Also, my favorite thing ever exists in this book. My favorite thing ever is benevolent ghosts. There is one. Her name is Jenny. She’s my favorite character and I love her to death. (ha. ha ha. ha.)

Another thing I liked was the simplicity of it. It was, basically, an eccentric detective story. Which I…don’t really like. At least, not with the nostalgic feeling a lot of people do. But it was such a prominent aspect of the story, and it was done really well, and I enjoyed it well enough.

Questions, Comments, Concerns?

Question: It’s a series. Why?

No, no, I get it, I do, but…I’m not sure if I’ll continue reading or not. It was a lovely ending, promising adventures to come, and I might prefer to leave it that way. I like knowing that the adventures happened without having to…go on them, sometimes.

My comments mainly have to do with the writing. I think I skipped just about every single description in the entire book, because there were just so many of them for so long every time Miss Rook saw something of note. It was distracting and those always kind of hurt my brain because I see them and think “Oh, no, I have to force myself to picture something now. For more than a paragraph, too. Oh my.”

Not generally a great thing to think while you’re supposed to be asking questions that keep you reading.

Other than it was just a little less than exciting. Which is probably my “I really like poetic surreal prose” preference talking, but still. It wasn’t anything to praise. I like being able to praise writing style.

(Though I will say the dialogue was spot on, if a little too reminiscent of Doctor Who for me)

As for concerns…Miss Rook, I don’t even remember your name. I don’t remember where you came from, or your backstory. I remember your unnecessary and quite near-sighted comments about girls being just as good as boys, and I remember some of your more clever quips…and how you never, ever got emotional over anything Mr. Jackaby said to you except for when you both thought you were dying.

I don’t. I don’t remember her name. She was the picture of a character who tried too hard. Her feminist existence made me cringe a lot, and though I know we needed someone else’s eyes to see Jackaby through, I wish they weren’t hers. She was flat as the page she was written on and I think she’s probably the biggest reason I didn’t enjoy this book as much at face value as I could have without her.

I really didn’t like her. But at least, I think, it’s that I felt some emotion for her rather than not caring about her at all.
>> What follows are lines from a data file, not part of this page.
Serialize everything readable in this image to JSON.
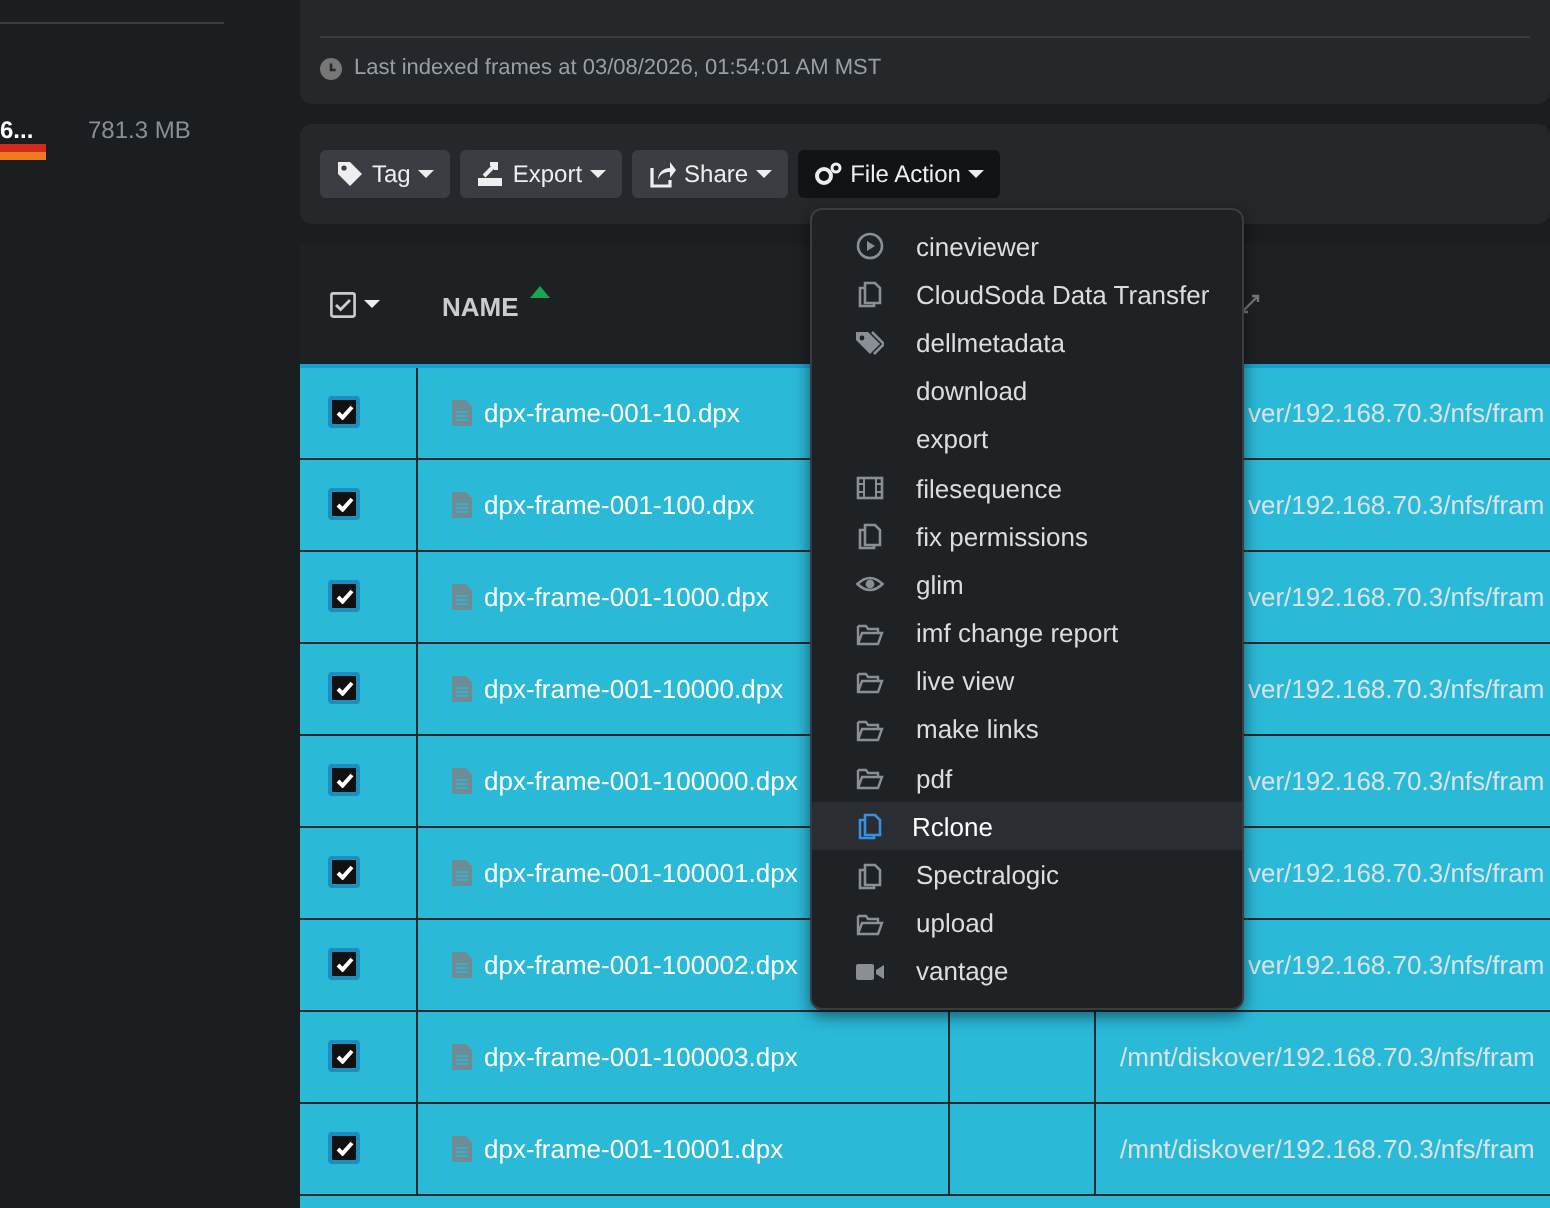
{
  "sidebar": {
    "item_label": "6...",
    "item_size": "781.3 MB"
  },
  "index_info": {
    "text": "Last indexed frames at 03/08/2026, 01:54:01 AM MST"
  },
  "toolbar": [
    {
      "label": "Tag",
      "kind": "tag",
      "active": false
    },
    {
      "label": "Export",
      "kind": "export",
      "active": false
    },
    {
      "label": "Share",
      "kind": "share",
      "active": false
    },
    {
      "label": "File Action",
      "kind": "gears",
      "active": true
    }
  ],
  "table": {
    "select_all_checked": true,
    "columns": [
      {
        "label": "NAME",
        "sorted": true
      }
    ],
    "rows": [
      {
        "checked": true,
        "name": "dpx-frame-001-10.dpx",
        "path": "ver/192.168.70.3/nfs/fram",
        "covered": true
      },
      {
        "checked": true,
        "name": "dpx-frame-001-100.dpx",
        "path": "ver/192.168.70.3/nfs/fram",
        "covered": true
      },
      {
        "checked": true,
        "name": "dpx-frame-001-1000.dpx",
        "path": "ver/192.168.70.3/nfs/fram",
        "covered": true
      },
      {
        "checked": true,
        "name": "dpx-frame-001-10000.dpx",
        "path": "ver/192.168.70.3/nfs/fram",
        "covered": true
      },
      {
        "checked": true,
        "name": "dpx-frame-001-100000.dpx",
        "path": "ver/192.168.70.3/nfs/fram",
        "covered": true
      },
      {
        "checked": true,
        "name": "dpx-frame-001-100001.dpx",
        "path": "ver/192.168.70.3/nfs/fram",
        "covered": true
      },
      {
        "checked": true,
        "name": "dpx-frame-001-100002.dpx",
        "path": "ver/192.168.70.3/nfs/fram",
        "covered": true
      },
      {
        "checked": true,
        "name": "dpx-frame-001-100003.dpx",
        "path": "/mnt/diskover/192.168.70.3/nfs/fram",
        "covered": false
      },
      {
        "checked": true,
        "name": "dpx-frame-001-10001.dpx",
        "path": "/mnt/diskover/192.168.70.3/nfs/fram",
        "covered": false
      }
    ]
  },
  "file_action_menu": [
    {
      "label": "cineviewer",
      "kind": "play",
      "selected": false
    },
    {
      "label": "CloudSoda Data Transfer",
      "kind": "copy",
      "selected": false
    },
    {
      "label": "dellmetadata",
      "kind": "tags",
      "selected": false
    },
    {
      "label": "download",
      "kind": "plain",
      "selected": false
    },
    {
      "label": "export",
      "kind": "plain",
      "selected": false
    },
    {
      "label": "filesequence",
      "kind": "film",
      "selected": false
    },
    {
      "label": "fix permissions",
      "kind": "copy",
      "selected": false
    },
    {
      "label": "glim",
      "kind": "eye",
      "selected": false
    },
    {
      "label": "imf change report",
      "kind": "folder",
      "selected": false
    },
    {
      "label": "live view",
      "kind": "folder",
      "selected": false
    },
    {
      "label": "make links",
      "kind": "folder",
      "selected": false
    },
    {
      "label": "pdf",
      "kind": "folder",
      "selected": false
    },
    {
      "label": "Rclone",
      "kind": "copy",
      "selected": true
    },
    {
      "label": "Spectralogic",
      "kind": "copy",
      "selected": false
    },
    {
      "label": "upload",
      "kind": "folder",
      "selected": false
    },
    {
      "label": "vantage",
      "kind": "video",
      "selected": false
    }
  ]
}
If I have to ask a character “who are you?” then I have a really hard time reading. But if it’s “what are you doing here?” things are a little more bearable.

And, in the end, I felt for Jackaby. I really did.

So.

Overall

  • Rating: 3/5 stars
  • Recommended to: Fans of a good old eccentric detective story, fans of a really neat magic system
  • Lasting impression: And oh how sad his eyes must look sometimes. How much he must have to hide.